Robin Hammond Trans Image on Cover of Nat Geo
New Zealand-born photojournalist Robin Hammond’s image of transgender girl Avery Jackson, 9, has made the cover of the January 2017 special issue of National Geographic magazine on the shifting landscape of gender.
Avery, from Kansas City, is the first transgender person to appear on the cover of National Geographic.
The editor-in-chief of the magazine, Susan Goldberg, said: “The portraits of all the children [in the feature story] are beautiful. We especially loved the portrait of Avery – strong and proud. We thought that, in a glance, she summed up the concept of ‘Gender Revolution.’”
In an interview with Stuff, Hammond told journalist Philip McSweeney that he photographed 80 nine-year-olds across the globe to gauge insight into their lives, and the discrepancies hewn by location.
“[The project] began in Wellington,” Hammond said. “I tested the questions on nine-year-olds in New Zealand.”
He was then contacted by National Geographic, who were devoting their first issue of 2017 to the complexities of gender.
It has gained traction, with celebrities as renowned as Khloe Kardashian, Geena Davis and Amy Poehler celebrating the cover online. It has also had its detractors, McSweeney writes.

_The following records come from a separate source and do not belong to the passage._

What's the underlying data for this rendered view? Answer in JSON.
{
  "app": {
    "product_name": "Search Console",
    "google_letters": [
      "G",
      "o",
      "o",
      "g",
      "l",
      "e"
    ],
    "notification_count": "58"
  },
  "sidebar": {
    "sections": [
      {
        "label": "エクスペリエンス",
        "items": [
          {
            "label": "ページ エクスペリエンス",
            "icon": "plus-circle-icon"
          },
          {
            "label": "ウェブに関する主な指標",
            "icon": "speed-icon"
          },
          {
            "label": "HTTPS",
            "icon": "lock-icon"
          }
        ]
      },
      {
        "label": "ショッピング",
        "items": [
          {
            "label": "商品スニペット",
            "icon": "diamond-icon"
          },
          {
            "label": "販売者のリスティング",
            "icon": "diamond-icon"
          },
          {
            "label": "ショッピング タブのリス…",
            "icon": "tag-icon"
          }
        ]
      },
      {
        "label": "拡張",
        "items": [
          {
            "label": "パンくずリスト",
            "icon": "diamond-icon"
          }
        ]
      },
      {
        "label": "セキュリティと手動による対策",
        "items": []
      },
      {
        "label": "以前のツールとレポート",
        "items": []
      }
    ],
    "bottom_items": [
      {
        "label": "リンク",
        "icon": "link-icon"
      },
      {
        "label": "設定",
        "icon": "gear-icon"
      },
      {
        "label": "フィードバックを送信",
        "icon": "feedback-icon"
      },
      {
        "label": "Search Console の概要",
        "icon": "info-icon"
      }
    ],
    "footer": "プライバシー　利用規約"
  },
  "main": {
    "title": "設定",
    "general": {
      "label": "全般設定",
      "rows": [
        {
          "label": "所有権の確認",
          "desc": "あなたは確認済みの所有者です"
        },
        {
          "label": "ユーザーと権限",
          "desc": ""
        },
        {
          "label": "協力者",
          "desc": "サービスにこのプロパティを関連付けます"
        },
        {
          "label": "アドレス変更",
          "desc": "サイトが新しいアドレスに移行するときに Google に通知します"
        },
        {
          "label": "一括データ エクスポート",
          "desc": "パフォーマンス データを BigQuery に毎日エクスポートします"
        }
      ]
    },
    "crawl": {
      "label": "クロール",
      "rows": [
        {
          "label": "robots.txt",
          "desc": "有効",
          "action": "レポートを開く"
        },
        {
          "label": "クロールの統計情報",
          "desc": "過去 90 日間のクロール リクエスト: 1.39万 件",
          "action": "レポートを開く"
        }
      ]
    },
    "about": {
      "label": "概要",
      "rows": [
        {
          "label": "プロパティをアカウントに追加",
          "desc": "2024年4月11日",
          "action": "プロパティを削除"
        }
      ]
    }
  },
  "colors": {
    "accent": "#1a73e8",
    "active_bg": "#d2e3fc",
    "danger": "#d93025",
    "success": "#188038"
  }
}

“Half of the comments on Instagram, where National Geographic posted it, were positive and supportive, but the other half … strident, explosively angered, at people identifying with a gender they weren’t assigned at birth,” Hammond told Stuff.
Because National Geographic is a mainstream magazine, he said, it has found its way into schools in America where Queer literature is not allowed.
“And that’s great, because it’s the young generation who are much more accepting than the old generation,” he said.
“Change is going to happen – it is happening – and it’s really great.”
Hammond has won four Amnesty International awards for human rights journalism.
Original article by National Geographic, January 2017.
Photo by Robin Hammond.